* [The problem]:
Each record below is to be copied word for word, with pictures removed.

★ ★ ★ ★ ★ ★ ★

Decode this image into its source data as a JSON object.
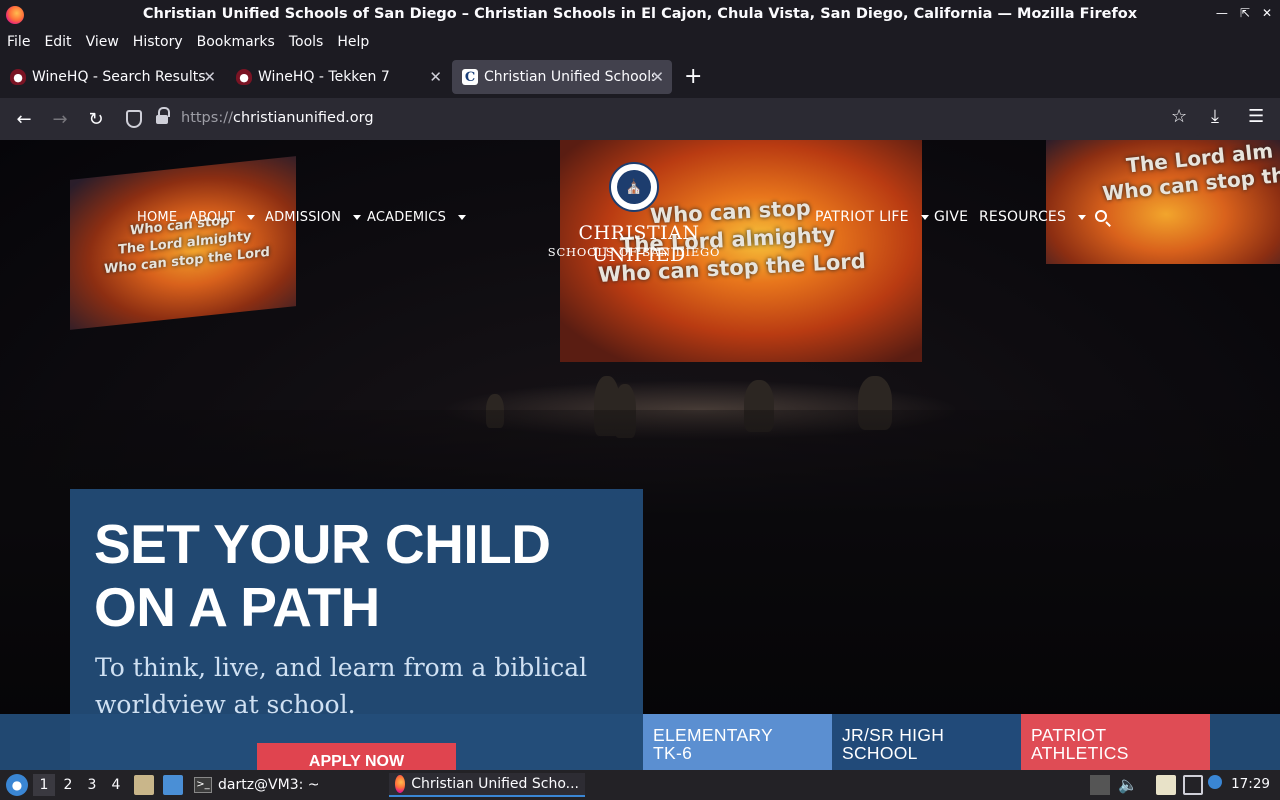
{
  "window": {
    "title": "Christian Unified Schools of San Diego – Christian Schools in El Cajon, Chula Vista, San Diego, California — Mozilla Firefox"
  },
  "menu": [
    "File",
    "Edit",
    "View",
    "History",
    "Bookmarks",
    "Tools",
    "Help"
  ],
  "tabs": [
    {
      "label": "WineHQ - Search Results",
      "favicon": "winehq-icon",
      "active": false
    },
    {
      "label": "WineHQ - Tekken 7",
      "favicon": "winehq-icon",
      "active": false
    },
    {
      "label": "Christian Unified Schools",
      "favicon": "cus-icon",
      "active": true
    }
  ],
  "address": {
    "protocol": "https://",
    "host": "christianunified.org"
  },
  "site": {
    "nav_left": [
      "HOME",
      "ABOUT",
      "ADMISSION",
      "ACADEMICS"
    ],
    "nav_right": [
      "PATRIOT LIFE",
      "GIVE",
      "RESOURCES"
    ],
    "logo_main": "CHRISTIAN UNIFIED",
    "logo_sub": "SCHOOLS OF SAN DIEGO",
    "lyrics": {
      "left": [
        "Who can stop",
        "The Lord almighty",
        "Who can stop the Lord"
      ],
      "center": [
        "Who can stop",
        "The Lord almighty",
        "Who can stop the Lord"
      ],
      "right": [
        "The Lord alm",
        "Who can stop th"
      ]
    },
    "hero_title_line1": "SET YOUR CHILD",
    "hero_title_line2": "ON A PATH",
    "hero_sub_line1": "To think, live, and learn from a biblical",
    "hero_sub_line2": "worldview at school.",
    "apply_label": "APPLY NOW",
    "tiles": [
      {
        "line1": "ELEMENTARY",
        "line2": "TK-6"
      },
      {
        "line1": "JR/SR HIGH",
        "line2": "SCHOOL"
      },
      {
        "line1": "PATRIOT",
        "line2": "ATHLETICS"
      }
    ]
  },
  "taskbar": {
    "workspaces": [
      "1",
      "2",
      "3",
      "4"
    ],
    "terminal_label": "dartz@VM3: ~",
    "firefox_label": "Christian Unified Scho...",
    "clock": "17:29"
  },
  "colors": {
    "card_blue": "#244e7a",
    "tile_elementary": "#5b8fd1",
    "tile_jrsr": "#214a79",
    "tile_athletics": "#df4c55",
    "apply_red": "#e0444f"
  }
}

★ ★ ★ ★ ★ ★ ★

* [Exercise result]:
Decode this image into its source data as a JSON object.
{
  "window": {
    "title": "Christian Unified Schools of San Diego – Christian Schools in El Cajon, Chula Vista, San Diego, California — Mozilla Firefox"
  },
  "menu": [
    "File",
    "Edit",
    "View",
    "History",
    "Bookmarks",
    "Tools",
    "Help"
  ],
  "tabs": [
    {
      "label": "WineHQ - Search Results",
      "favicon": "winehq-icon",
      "active": false
    },
    {
      "label": "WineHQ - Tekken 7",
      "favicon": "winehq-icon",
      "active": false
    },
    {
      "label": "Christian Unified Schools",
      "favicon": "cus-icon",
      "active": true
    }
  ],
  "address": {
    "protocol": "https://",
    "host": "christianunified.org"
  },
  "site": {
    "nav_left": [
      "HOME",
      "ABOUT",
      "ADMISSION",
      "ACADEMICS"
    ],
    "nav_right": [
      "PATRIOT LIFE",
      "GIVE",
      "RESOURCES"
    ],
    "logo_main": "CHRISTIAN UNIFIED",
    "logo_sub": "SCHOOLS OF SAN DIEGO",
    "lyrics": {
      "left": [
        "Who can stop",
        "The Lord almighty",
        "Who can stop the Lord"
      ],
      "center": [
        "Who can stop",
        "The Lord almighty",
        "Who can stop the Lord"
      ],
      "right": [
        "The Lord alm",
        "Who can stop th"
      ]
    },
    "hero_title_line1": "SET YOUR CHILD",
    "hero_title_line2": "ON A PATH",
    "hero_sub_line1": "To think, live, and learn from a biblical",
    "hero_sub_line2": "worldview at school.",
    "apply_label": "APPLY NOW",
    "tiles": [
      {
        "line1": "ELEMENTARY",
        "line2": "TK-6"
      },
      {
        "line1": "JR/SR HIGH",
        "line2": "SCHOOL"
      },
      {
        "line1": "PATRIOT",
        "line2": "ATHLETICS"
      }
    ]
  },
  "taskbar": {
    "workspaces": [
      "1",
      "2",
      "3",
      "4"
    ],
    "terminal_label": "dartz@VM3: ~",
    "firefox_label": "Christian Unified Scho...",
    "clock": "17:29"
  },
  "colors": {
    "card_blue": "#244e7a",
    "tile_elementary": "#5b8fd1",
    "tile_jrsr": "#214a79",
    "tile_athletics": "#df4c55",
    "apply_red": "#e0444f"
  }
}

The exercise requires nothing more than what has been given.